At its root trauma speaks of a wound. In the realm of adoption and foster care we often think of trauma in terms of tragic events such as natural disasters, horrific scenes of violence or domestic chaos, or the response to prolonged exposure to emotional, physical, and sexual abuse. Each certainly qualifies as trauma and each is traumatic. But we sometimes overlook another wound that every adopted (and foster child) has experienced – the wound of relational trauma. True, not every child experiences the impacts of this relational wound in just the same way or to the same degree. But parents are never safe to presume that there is no wound.

No child becomes available for adoption or enters foster care unless something has gone wrong, terribly so. Those who gave life to this child, those who were supposed to take care of him, those who were supposed to be there to protect him, teach him, and support him either couldn’t, wouldn’t, or didn’t. And so one of the most foundational and important of all earthly relationships – that of parent and child – was broken or severed.

If I’m honest I’ll admit that I don’t want this to be true for my kids, this idea of relational trauma and the loss that inevitably comes with it. I want our adoption story to be one of beauty and gain, not loss and pain. One of happy, not sad. One of addition, not subtraction. But God is not writing a fairy tale with our lives, no matter how much I wish it so. Instead, He’s writing a real life story that involves real people living in a broken world. But it is also a story of hope.

Adoption is an invitation to enter into a child’s world, into the trauma that he or she has experienced, and become an agent of God’s healing power. Dr. Karyn Purvis, author of The Connected Child, often reminds adoptive and foster parents that “our children were harmed in relationship, and they will come to experience healing in relationship.”

This reality of the healing power of relationships should come as little surprise. I was reminded of this just the other night as I sang the song I’ve sung to my children literally thousands of times while I tuck them into bed. As the words rolled off of my lips – “I once was lost but now I’m found; was blind but now I see” – I could not help but think of how God’s grace and redemption entered into the relational trauma of humanity. Into my own life.

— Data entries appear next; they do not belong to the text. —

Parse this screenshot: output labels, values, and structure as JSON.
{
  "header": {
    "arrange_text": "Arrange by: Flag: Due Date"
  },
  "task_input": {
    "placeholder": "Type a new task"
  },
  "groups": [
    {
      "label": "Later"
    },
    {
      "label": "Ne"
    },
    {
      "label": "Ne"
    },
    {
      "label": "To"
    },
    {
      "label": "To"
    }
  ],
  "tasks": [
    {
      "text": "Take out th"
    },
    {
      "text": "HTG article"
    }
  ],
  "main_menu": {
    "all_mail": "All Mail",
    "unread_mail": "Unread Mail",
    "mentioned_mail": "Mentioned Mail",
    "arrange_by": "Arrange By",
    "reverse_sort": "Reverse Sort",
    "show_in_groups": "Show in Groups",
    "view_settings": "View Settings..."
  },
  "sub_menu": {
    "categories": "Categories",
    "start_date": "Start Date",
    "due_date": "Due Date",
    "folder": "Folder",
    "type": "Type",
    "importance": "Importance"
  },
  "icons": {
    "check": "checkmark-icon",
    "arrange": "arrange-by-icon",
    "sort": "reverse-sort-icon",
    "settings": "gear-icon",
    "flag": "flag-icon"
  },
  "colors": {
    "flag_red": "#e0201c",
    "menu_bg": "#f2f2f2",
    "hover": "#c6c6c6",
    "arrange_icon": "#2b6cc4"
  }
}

The miracle of seeing is only a miracle because I once was blind. I only needed to be found because I was so very lost. And the miracle of adoption is that through loss, and not in spite of it, God chooses in His infinite goodness and kindness to make something beautiful. He is weaving the broken pieces of our lives together into a family where hope lives and wounds heal.